— JOE MANGANIELLO (@JoeManganiello) November 19, 2020
Manganiello made his first appearance as Deathstroke in the post-credits scene of 2017's theatrical cut of "Justice League." In the scene, the mercenary and assassin (aka Slade Wilson) is summoned to the luxury yacht of a returning Lex Luthor (Jesse Eisenberg). The pair set off to form their own band of antiheroes to block the heroics of Wonder Woman, Batman, Aquaman, Cyborg, Superman and The Flash.
Deathstroke was created by Marv Wolfman and George Perez and first appeared in "The New Teen Titans #2" back in 1980. Also known as Deathstroke the Terminator or simply Slade, he is widely known to be the greatest DC Comics assassin. Wizard magazine rated him the 24th greatest villain of all time, while IGN ranked him as the 32nd greatest comic book villain of all time.

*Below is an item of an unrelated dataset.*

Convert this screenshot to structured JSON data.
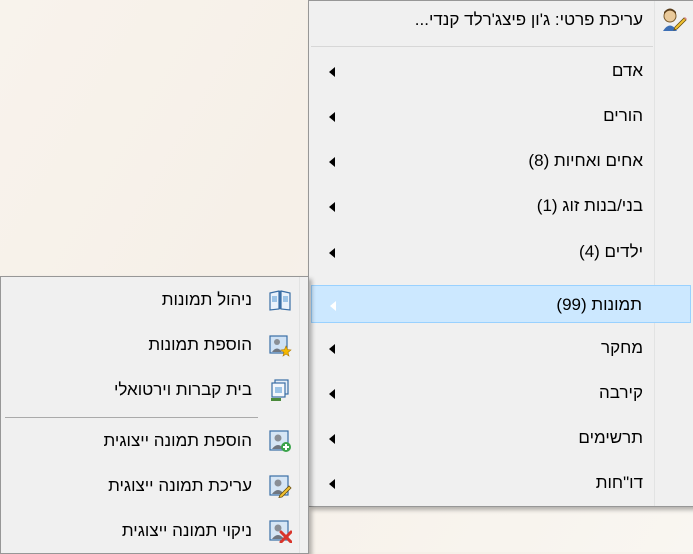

Snyder's Cut" of "Justice League" will be a four-hour, episodic presentation on HBO Max, created with a budget of around $70 million. And while initial reporting held that no additional filming would occur and new material would largely consist of special effects work, that has clearly changed.
"Justice League" underwent a lot of changes during its original production, most notably when Snyder abruptly exited the movie during post-production, just months ahead of its November 2017 release date. "Avengers" director Joss Whedon was subsequently hired to finish the film for Snyder, but he ended up overseeing extensive reshoots intended to drastically change the story.

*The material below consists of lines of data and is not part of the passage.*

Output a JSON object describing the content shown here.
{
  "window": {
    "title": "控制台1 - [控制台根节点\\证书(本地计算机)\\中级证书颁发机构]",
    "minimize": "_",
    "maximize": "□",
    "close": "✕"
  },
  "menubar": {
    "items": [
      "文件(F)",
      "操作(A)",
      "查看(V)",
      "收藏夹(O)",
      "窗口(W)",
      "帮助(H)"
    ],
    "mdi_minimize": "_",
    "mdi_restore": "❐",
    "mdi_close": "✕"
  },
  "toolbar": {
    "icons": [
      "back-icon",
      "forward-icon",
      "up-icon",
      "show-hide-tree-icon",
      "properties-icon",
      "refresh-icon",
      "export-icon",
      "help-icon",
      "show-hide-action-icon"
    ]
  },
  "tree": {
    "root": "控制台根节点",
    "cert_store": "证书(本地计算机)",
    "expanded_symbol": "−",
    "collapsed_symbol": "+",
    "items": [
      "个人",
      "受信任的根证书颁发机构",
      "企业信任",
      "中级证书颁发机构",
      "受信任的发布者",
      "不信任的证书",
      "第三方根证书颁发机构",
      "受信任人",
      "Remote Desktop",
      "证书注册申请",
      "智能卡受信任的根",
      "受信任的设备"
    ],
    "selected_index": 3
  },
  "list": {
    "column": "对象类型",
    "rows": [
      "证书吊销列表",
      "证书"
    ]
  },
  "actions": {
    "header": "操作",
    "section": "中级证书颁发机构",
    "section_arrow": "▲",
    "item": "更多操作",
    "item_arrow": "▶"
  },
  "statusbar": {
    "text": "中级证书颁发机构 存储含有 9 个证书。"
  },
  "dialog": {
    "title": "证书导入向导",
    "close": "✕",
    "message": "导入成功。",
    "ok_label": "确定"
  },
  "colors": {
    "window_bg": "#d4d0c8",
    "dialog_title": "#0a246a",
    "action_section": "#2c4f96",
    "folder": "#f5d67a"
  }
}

The end result was a film that released on time, but both underperformed at the box office and received a critical drubbing, particularly for its half-baked special effects -- for instance, how obvious it was that Henry Cavill shot a bunch of scenes as Superman with the mustache that he grew for another movie. Shortly after the film's release, disappointed fans organized a campaign around the hashtag #ReleaseTheSnyderCut, intended to convince Warner Bros. to greenlight a release closer to whatever it was Snyder intended.

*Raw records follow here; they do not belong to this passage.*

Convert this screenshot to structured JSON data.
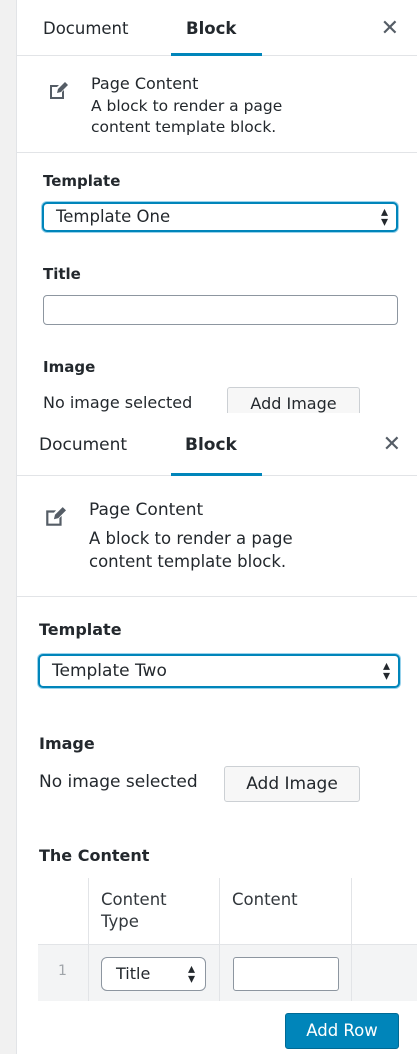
{
  "panel1": {
    "tabs": [
      {
        "label": "Document"
      },
      {
        "label": "Block"
      }
    ],
    "close_icon": "✕",
    "block": {
      "icon": "edit-icon",
      "name": "Page Content",
      "description_line1": "A block to render a page",
      "description_line2": "content template block."
    },
    "template": {
      "label": "Template",
      "selected": "Template One"
    },
    "title_field": {
      "label": "Title",
      "value": ""
    },
    "image": {
      "label": "Image",
      "status": "No image selected",
      "button": "Add Image"
    }
  },
  "panel2": {
    "tabs": [
      {
        "label": "Document"
      },
      {
        "label": "Block"
      }
    ],
    "close_icon": "✕",
    "block": {
      "icon": "edit-icon",
      "name": "Page Content",
      "description_line1": "A block to render a page",
      "description_line2": "content template block."
    },
    "template": {
      "label": "Template",
      "selected": "Template Two"
    },
    "image": {
      "label": "Image",
      "status": "No image selected",
      "button": "Add Image"
    },
    "content": {
      "label": "The Content",
      "columns": [
        {
          "line1": "Content",
          "line2": "Type"
        },
        {
          "line1": "Content",
          "line2": ""
        }
      ],
      "rows": [
        {
          "index": "1",
          "type": "Title",
          "content": ""
        }
      ],
      "add_row": "Add Row"
    }
  },
  "colors": {
    "accent": "#0085ba",
    "border": "#e2e4e7",
    "text": "#23282d"
  }
}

The effort paid off in May when Warner Bros. announced that Snyder would return to oversee a new cut for release in 2021 on HBO Max. And while plot details remain under wraps, Snyder said in July that his version of the 2017 film will contain nothing from Joss Whedon's reshoots.